# What happens to a Banach space of functions when the domain is not compact?

Let $X$ be a noncompact topological space. Let $V$ be a normed vector space. Consider the set of bounded continuous functions $C_B(X,V)$ from $X$ to $V$. Define a norm on $C_B(X,V)$ by $\|f\|_{\sup} = \sup_{x\in X} \| f(x) \|$ If $X$ is compact then this space is complete (and thus Banach). That is every cauchy sequence converges to a point in $C_B(X,V)$. I suspect that if $X$ is not compact then the space is no longer complete but I am not sure how to show it. I cannot think of an example of a cauchy sequence which does not converge because $X$ is not compact.

• If $X$ is not compact then your "norm" is potentially not a norm because it can take the value $+\infty$. You can consider instead the space of bounded continuous functions from $X$ to $V$; that will be complete if $V$ is a Banach space. (If $V$ is not complete then neither is $C(X,V)$, even if $X$ is compact.) – Nate Eldredge Feb 13 '17 at 19:24
• If $X$ isn't compact $\|f\|_{\sup}$ may not even be a norm. – Umberto P. Feb 13 '17 at 19:24
• Ok I edited it to the space of bounded functions – edenstar Feb 13 '17 at 19:27
• A solution is to look at things like $C_c(X,V)=\{ f: X\to V\mid \mathrm{supp}(f)\text{ is compact}\}$, $C_0(X,V)=\{f: X\to V\mid \forall\epsilon>0 \exists K\subset X \text{ compact s.t.} \|f(x)\|<\epsilon \forall x\notin K\}$. The first space is not complete, the second is. – s.harp Feb 13 '17 at 19:27
• Also if $X$ is sigma compact (with $\bigcup_n K_n = X$) you can give $C(X,V)$ a complete metric via $d(f,g)=\sum_n 2^{-n}\frac{\|f-g\|_{K_n}}{1+\|f-g\|_{K_n}}$. (This and my previous comment suppose that $V$ is Banach) – s.harp Feb 13 '17 at 19:36

Notice that you need $V$ to be a Banach space (even in the case when $X$ is compact).
In this case it is complete.

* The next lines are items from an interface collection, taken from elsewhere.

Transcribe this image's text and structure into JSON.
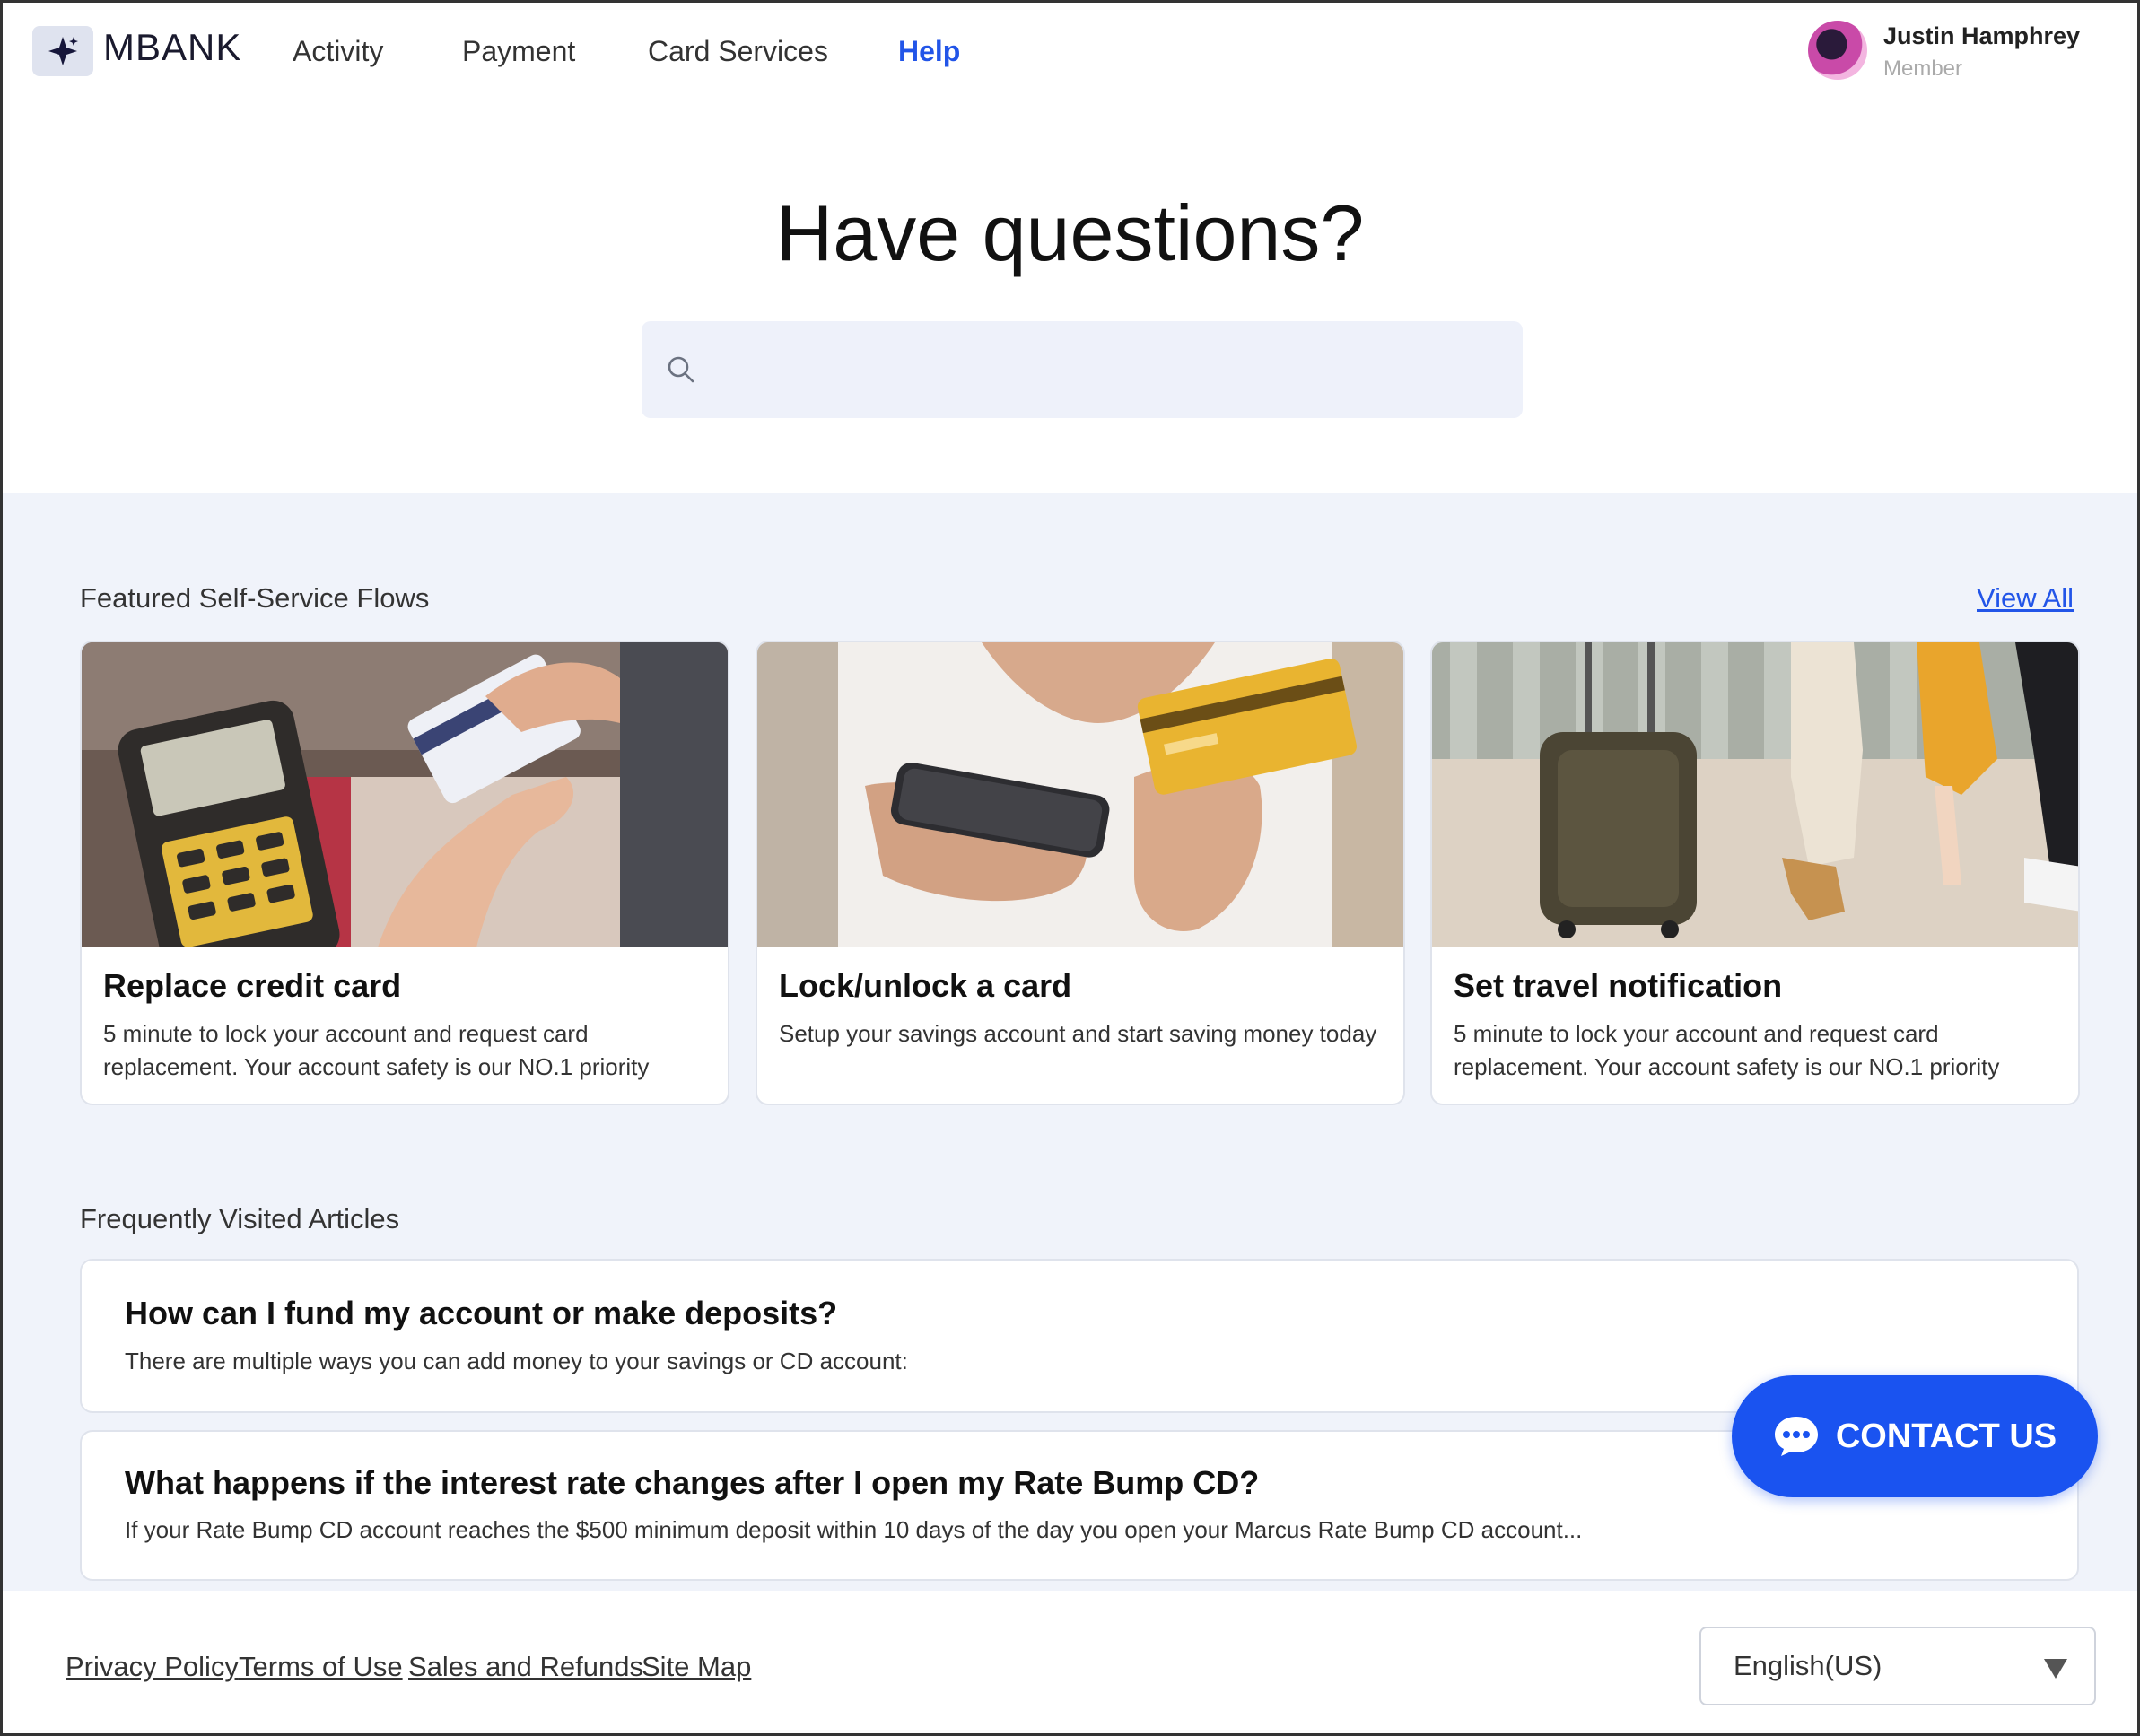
{
  "brand": {
    "name": "MBANK"
  },
  "nav": {
    "items": [
      "Activity",
      "Payment",
      "Card Services",
      "Help"
    ],
    "active": "Help"
  },
  "user": {
    "name": "Justin Hamphrey",
    "role": "Member"
  },
  "hero": {
    "title": "Have questions?",
    "search_placeholder": ""
  },
  "featured": {
    "label": "Featured Self-Service Flows",
    "view_all": "View All",
    "cards": [
      {
        "title": "Replace credit card",
        "description": "5 minute to lock your account and request card replacement. Your account safety is our NO.1 priority"
      },
      {
        "title": "Lock/unlock a card",
        "description": "Setup your savings account and start saving money today"
      },
      {
        "title": "Set travel notification",
        "description": "5 minute to lock your account and request card replacement. Your account safety is our NO.1 priority"
      }
    ]
  },
  "articles": {
    "label": "Frequently Visited Articles",
    "items": [
      {
        "title": "How can I fund my account or make deposits?",
        "description": "There are multiple ways you can add money to your savings or CD account:"
      },
      {
        "title": "What happens if the interest rate changes after I open my Rate Bump CD?",
        "description": "If your Rate Bump CD account reaches the $500 minimum deposit within 10 days of the day you open your Marcus Rate Bump CD account..."
      }
    ]
  },
  "contact": {
    "label": "CONTACT US"
  },
  "footer": {
    "links": [
      "Privacy Policy",
      "Terms of Use",
      "Sales and Refunds",
      "Site Map"
    ],
    "language": "English(US)"
  },
  "colors": {
    "accent": "#1a53f0",
    "band": "#f0f3fa",
    "nav_active": "#2255e8"
  }
}
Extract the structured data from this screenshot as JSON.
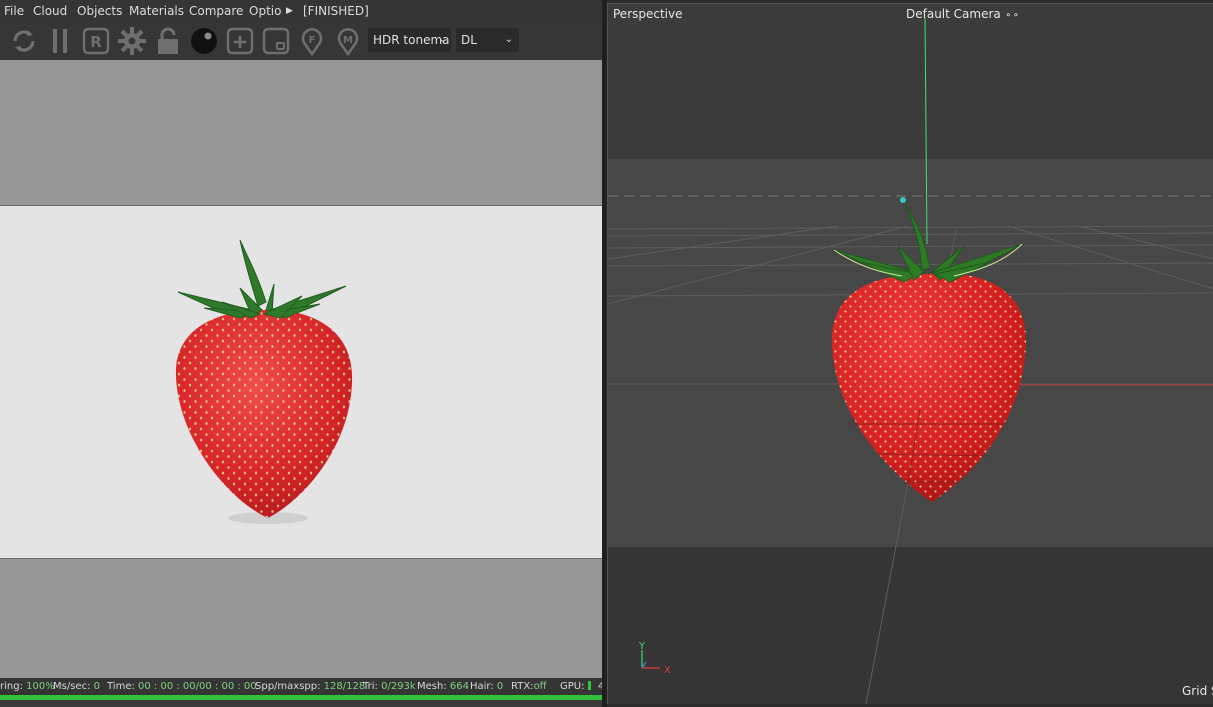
{
  "menu": {
    "items": [
      "File",
      "Cloud",
      "Objects",
      "Materials",
      "Compare",
      "Optior"
    ],
    "status_tag": "[FINISHED]"
  },
  "toolbar": {
    "icons": [
      "restart-render-icon",
      "pause-icon",
      "region-render-icon",
      "settings-gear-icon",
      "lock-icon",
      "material-ball-icon",
      "add-object-icon",
      "frame-icon",
      "focus-picker-icon",
      "material-picker-icon"
    ],
    "tonemap_select": "HDR tonema",
    "kernel_select": "DL"
  },
  "statusbar": {
    "rendering_label": "ring:",
    "rendering_value": "100%",
    "mssec_label": "Ms/sec:",
    "mssec_value": "0",
    "time_label": "Time:",
    "time_value": "00 : 00 : 00/00 : 00 : 00",
    "spp_label": "Spp/maxspp:",
    "spp_value": "128/128",
    "tri_label": "Tri:",
    "tri_value": "0/293k",
    "mesh_label": "Mesh:",
    "mesh_value": "664",
    "hair_label": "Hair:",
    "hair_value": "0",
    "rtx_label": "RTX:",
    "rtx_value": "off",
    "gpu_label": "GPU:",
    "gpu_extra": "4"
  },
  "progress": {
    "fraction": 1.0,
    "color": "#31c13a"
  },
  "viewport": {
    "projection": "Perspective",
    "camera": "Default Camera",
    "grid_label": "Grid S",
    "axis_y": "Y",
    "axis_x": "X"
  },
  "colors": {
    "strawberry_red": "#d8262a",
    "leaf_green": "#2f7a2a",
    "axis_green": "#3ee07a",
    "axis_red": "#e23a3a"
  }
}
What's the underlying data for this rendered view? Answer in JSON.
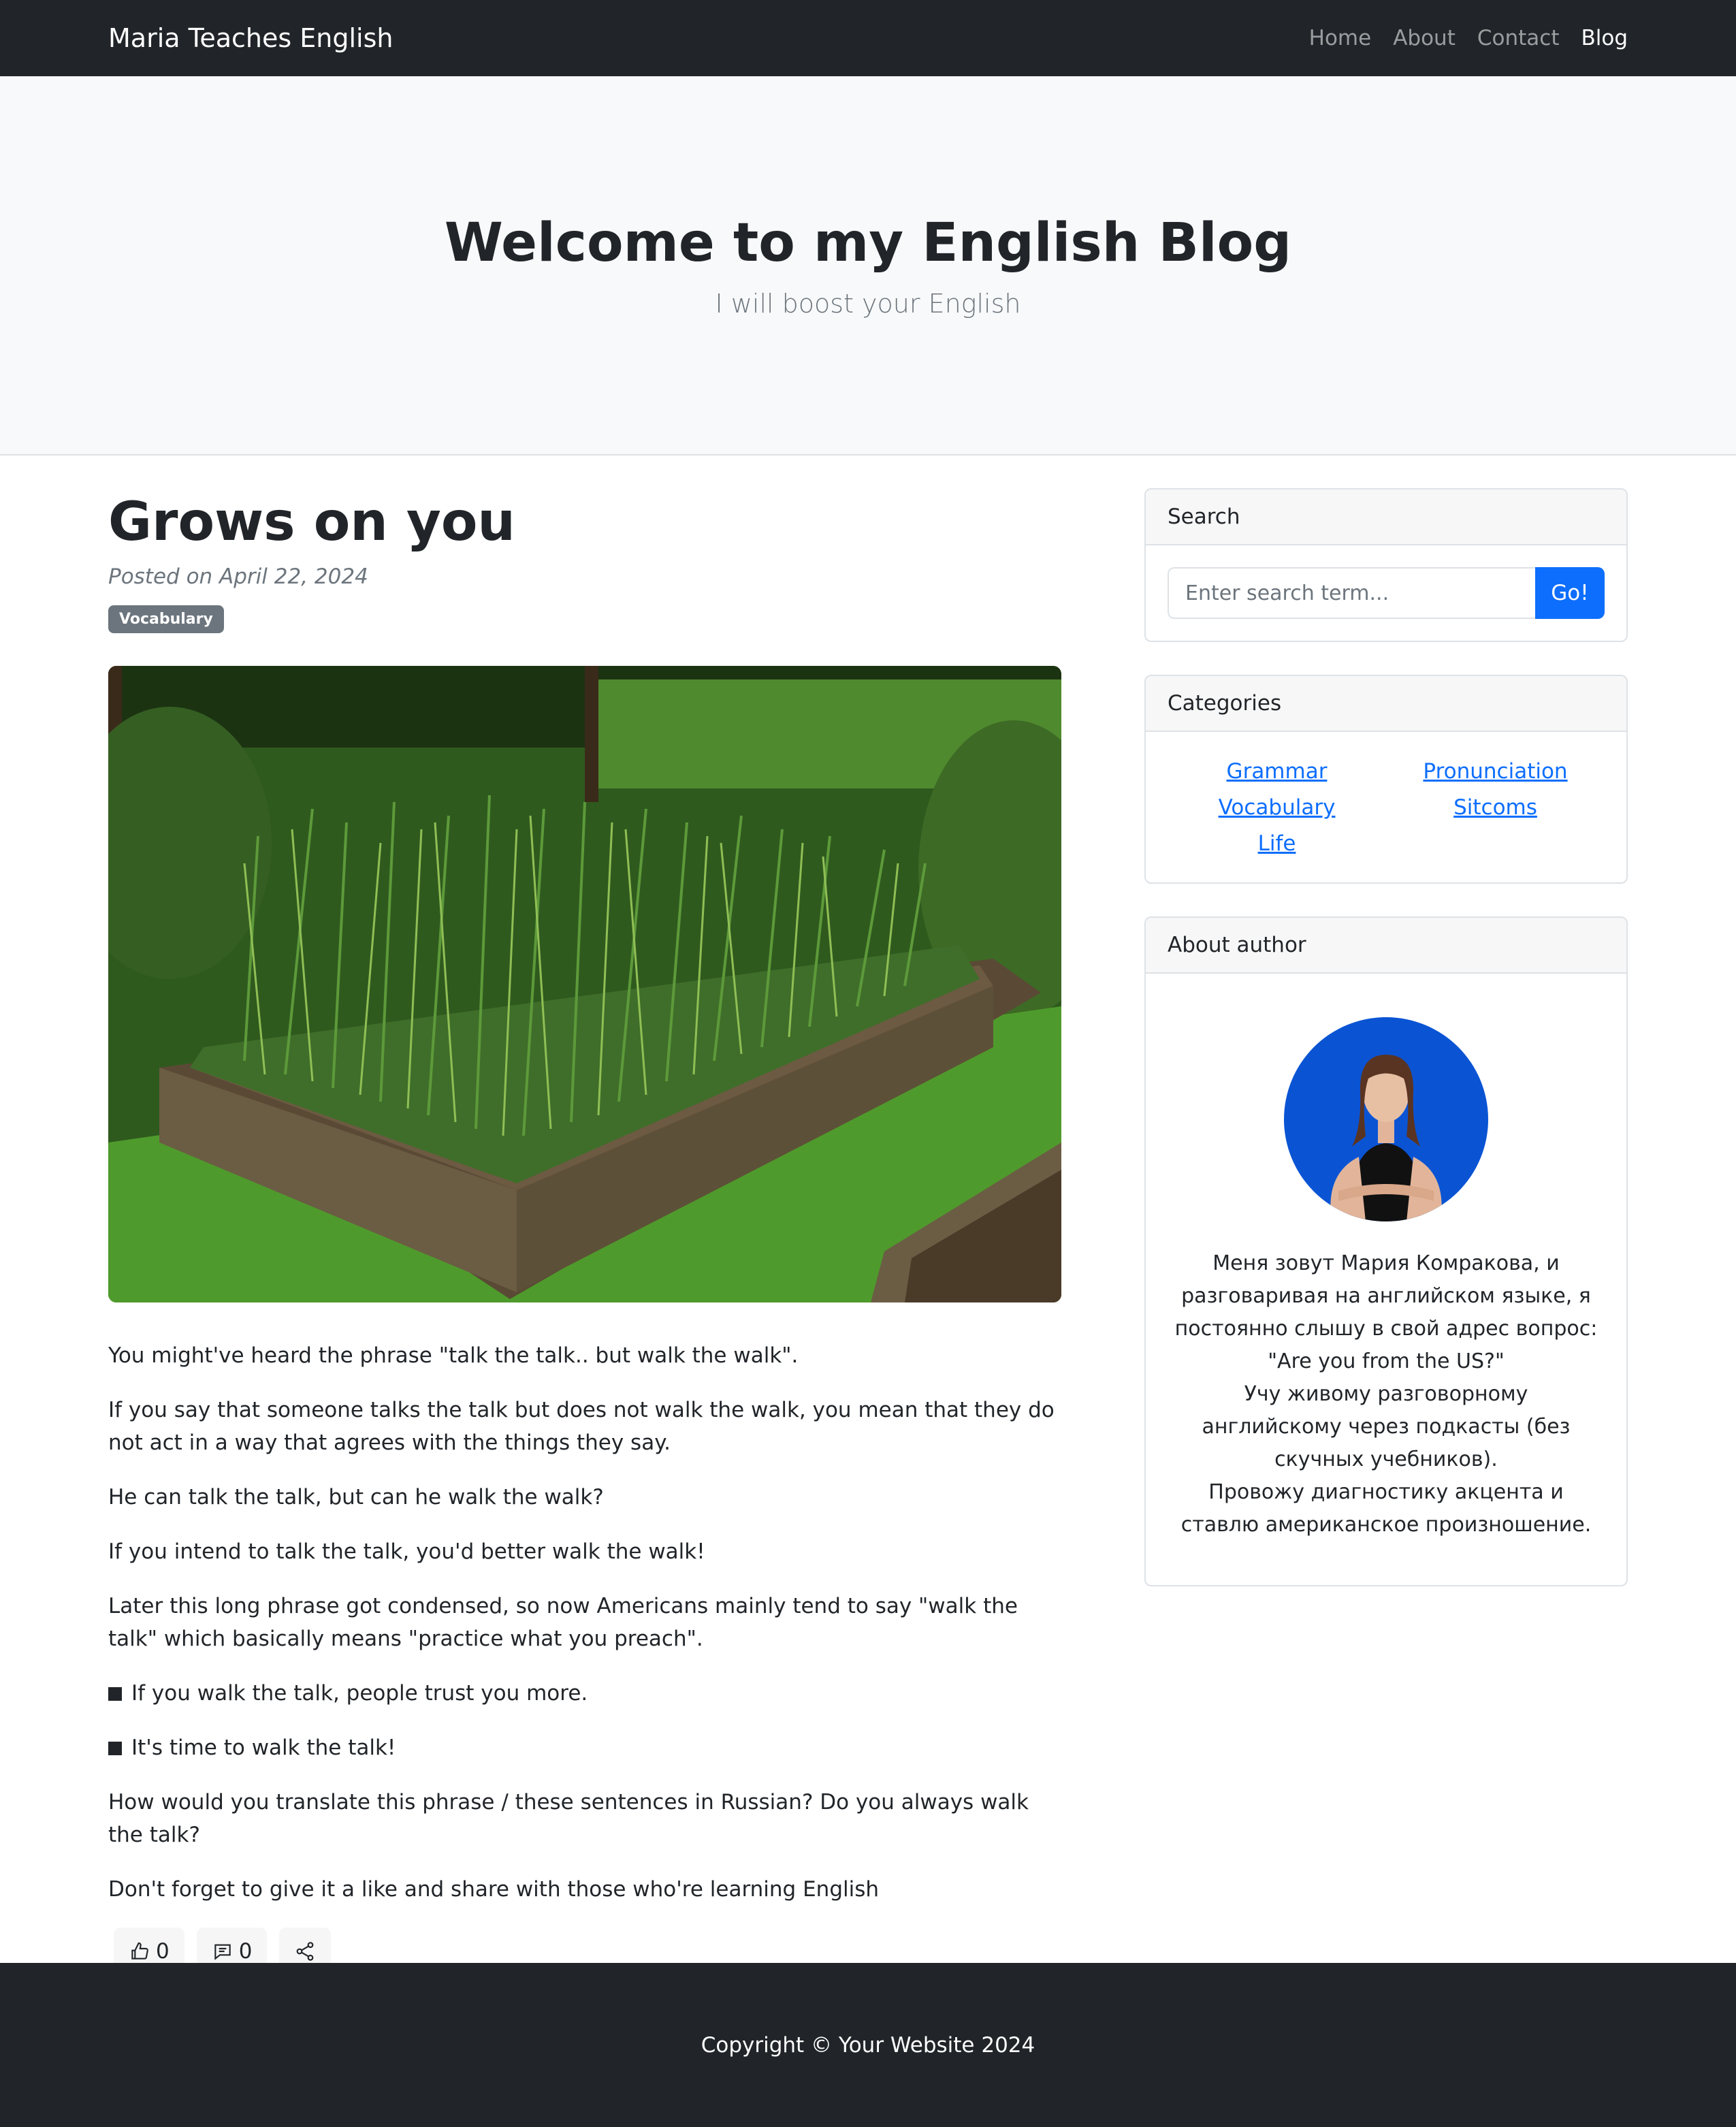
{
  "navbar": {
    "brand": "Maria Teaches English",
    "links": [
      "Home",
      "About",
      "Contact",
      "Blog"
    ]
  },
  "hero": {
    "title": "Welcome to my English Blog",
    "subtitle": "I will boost your English"
  },
  "post": {
    "title": "Grows on you",
    "posted": "Posted on April 22, 2024",
    "badge": "Vocabulary",
    "paragraphs": [
      "You might've heard the phrase \"talk the talk.. but walk the walk\".",
      "If you say that someone talks the talk but does not walk the walk, you mean that they do not act in a way that agrees with the things they say.",
      "He can talk the talk, but can he walk the walk?",
      "If you intend to talk the talk, you'd better walk the walk!",
      "Later this long phrase got condensed, so now Americans mainly tend to say \"walk the talk\" which basically means \"practice what you preach\".",
      "If you walk the talk, people trust you more.",
      "It's time to walk the talk!",
      "How would you translate this phrase / these sentences in Russian? Do you always walk the talk?",
      "Don't forget to give it a like and share with those who're learning English"
    ],
    "likes": "0",
    "comments": "0",
    "icons": {
      "like": "thumbs-up-icon",
      "comment": "comment-icon",
      "share": "share-icon"
    }
  },
  "sidebar": {
    "search": {
      "header": "Search",
      "placeholder": "Enter search term...",
      "button": "Go!"
    },
    "categories": {
      "header": "Categories",
      "left": [
        "Grammar",
        "Vocabulary",
        "Life"
      ],
      "right": [
        "Pronunciation",
        "Sitcoms"
      ]
    },
    "about": {
      "header": "About author",
      "bio": "Меня зовут Мария Комракова, и разговаривая на английском языке, я постоянно слышу в свой адрес вопрос: \"Are you from the US?\"\nУчу живому разговорному английскому через подкасты (без скучных учебников).\nПровожу диагностику акцента и ставлю американское произношение."
    }
  },
  "footer": {
    "text": "Copyright © Your Website 2024"
  },
  "colors": {
    "navbar_bg": "#212529",
    "hero_bg": "#f8f9fa",
    "link": "#0d6efd",
    "badge": "#6c757d"
  }
}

If you have a Cauchy sequence, $f_n$, in $C_B(X,V)$ then it is straightforward to see that it is pointwise cauchy (ie that for each $x\in X$, $f_n(x)$ is cauchy in $V$. Then since $V$ is a Banach space you get that there is a pointwise limit, and it is a standard $\epsilon/3$ argument to show that the limit is continuous.
Bounded is a little trickier. To see this note that in any metric space, cauchy sequences are bounded. Thus there is an $M$ such that $\|f_n\|\leq M$ for all $n$. By the definition of the norm this means that $|f_n(x)|\leq M$ for all $n$ and all $x$, thus $\lim_{n\rightarrow\infty}f_n(x)\leq M$ for all $x$.
• (Nevermind it is clear, if $N$ is so that $\|f_n-f_m\|<1$ for all $n,m>N$ and $\|f_n\|<C$ then $\|f_m\|≤\|f_m-f_n\|+\|f_n\|≤C+1$ for any $m>N$. It follows the pointwise limits must be bounded by $C+1$.) – s.harp Feb 13 '17 at 19:39
• @NateEldredge $C$ is the bound of a specific $f_n$, if I replace $1$ by $\epsilon$ I may not have $\|f_m-f_n\|<\epsilon$ for all $m$ greater than some $N$ and this same specific $n$ from before. – s.harp Feb 13 '17 at 19:45